COMIC-CON SCOTLAND Comic Convention Scotland presents a ‘For the Love of 80s’ theme this year in an ode to the decade that brought us an abundance of our favourite pop culture classics. EICC, Edinburgh, Sat 10–Sun 11 Nov.
OBAN WINTER FESTIVAL The coastal town gets frosty with activities, i lms and light shows to celebrate the l uffy white season that carries the year to a close. There’s even a chance Santa might stop by when he gets a break from all that present preparation.Various venues, Oban, Fri 16–Sun 25 Nov.

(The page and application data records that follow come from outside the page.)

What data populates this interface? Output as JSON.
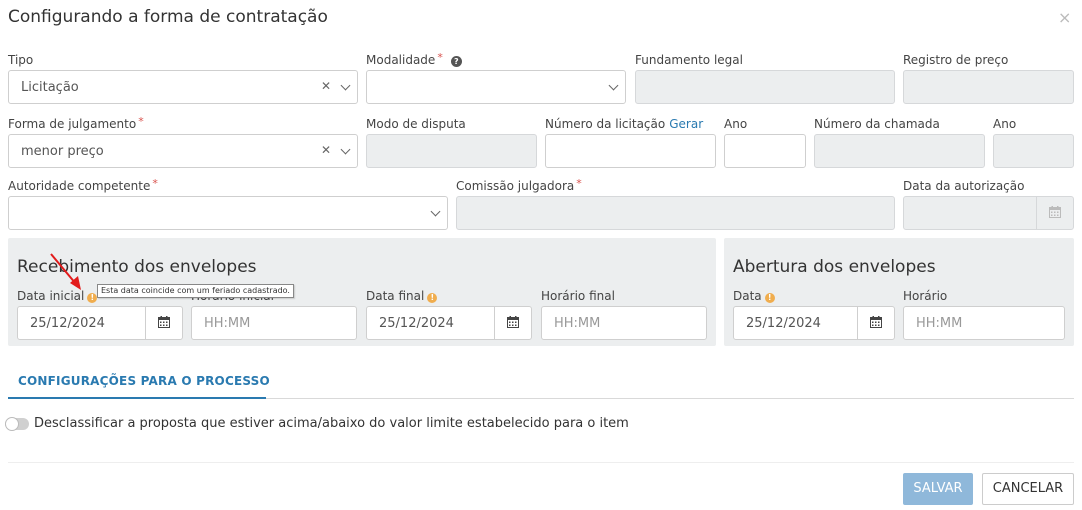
{
  "modal": {
    "title": "Configurando a forma de contratação",
    "close": "×"
  },
  "row1": {
    "tipo": {
      "label": "Tipo",
      "value": "Licitação"
    },
    "modalidade": {
      "label": "Modalidade",
      "required": "*",
      "value": ""
    },
    "fundamento": {
      "label": "Fundamento legal"
    },
    "registro": {
      "label": "Registro de preço"
    }
  },
  "row2": {
    "julgamento": {
      "label": "Forma de julgamento",
      "required": "*",
      "value": "menor preço"
    },
    "disputa": {
      "label": "Modo de disputa"
    },
    "numero_licitacao": {
      "label": "Número da licitação",
      "action": "Gerar"
    },
    "ano1": {
      "label": "Ano"
    },
    "numero_chamada": {
      "label": "Número da chamada"
    },
    "ano2": {
      "label": "Ano"
    }
  },
  "row3": {
    "autoridade": {
      "label": "Autoridade competente",
      "required": "*"
    },
    "comissao": {
      "label": "Comissão julgadora",
      "required": "*"
    },
    "data_autorizacao": {
      "label": "Data da autorização"
    }
  },
  "recebimento": {
    "title": "Recebimento dos envelopes",
    "data_inicial": {
      "label": "Data inicial",
      "value": "25/12/2024"
    },
    "horario_inicial": {
      "label": "Horário inicial",
      "placeholder": "HH:MM"
    },
    "data_final": {
      "label": "Data final",
      "value": "25/12/2024"
    },
    "horario_final": {
      "label": "Horário final",
      "placeholder": "HH:MM"
    },
    "tooltip": "Esta data coincide com um feriado cadastrado."
  },
  "abertura": {
    "title": "Abertura dos envelopes",
    "data": {
      "label": "Data",
      "value": "25/12/2024"
    },
    "horario": {
      "label": "Horário",
      "placeholder": "HH:MM"
    }
  },
  "tabs": {
    "processo": "CONFIGURAÇÕES PARA O PROCESSO"
  },
  "toggle": {
    "label": "Desclassificar a proposta que estiver acima/abaixo do valor limite estabelecido para o item",
    "on": false
  },
  "footer": {
    "save": "SALVAR",
    "cancel": "CANCELAR"
  },
  "icons": {
    "clear": "x-icon",
    "dropdown": "chevron-down-icon",
    "calendar": "calendar-icon",
    "warning": "warning-icon",
    "help": "question-icon",
    "close": "close-icon"
  },
  "colors": {
    "accent": "#2a7ab0",
    "required": "#d9534f",
    "warning": "#f0ad4e",
    "save_button": "#8fb8da",
    "disabled_field": "#eceeef"
  }
}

SCOTTISH INTERNATIONAL QUEER FILM FESTIVAL SQIFF returns with features, short i lm screenings, workshops, discussions and nights out showcasing queer cinema. The 2018 programme includes the Scottish premieres of Jason Barker’s debut A Deal With the Universe and Leilah Weinraub’s Shakedown. Various venues, Glasgow, Wed 5–Sun 9 Dec.
EDINBURGH’S HOGMANAY Edinburgh’s world-famous Hogmanay celebration ushers in the New Year with a bang. A torchlight procession winds through the historic Old Town and into Holyrood Park on 30 Dec, a massive street party with live music culminates with midnight i reworks from the ramparts of Edinburgh Castle on 31 Dec, and for those brave souls still wanting more, there’s the Loony Dook on 1 Jan. Various Venues, Edinburgh, Sun 30 Dec–Tue 1 Jan. CELTIC CONNECTIONS Glasgow’s annual folk, roots, indie, world and traditional music festival celebrating the links between Celtic music and cultures across the globe. An international cast of artists descend upon Glasgow, to create over 300 events. These include ceilidhs, workshops, talks and free events. Various venues, Glasgow, Thu 17 Jan–Sun 3 Feb.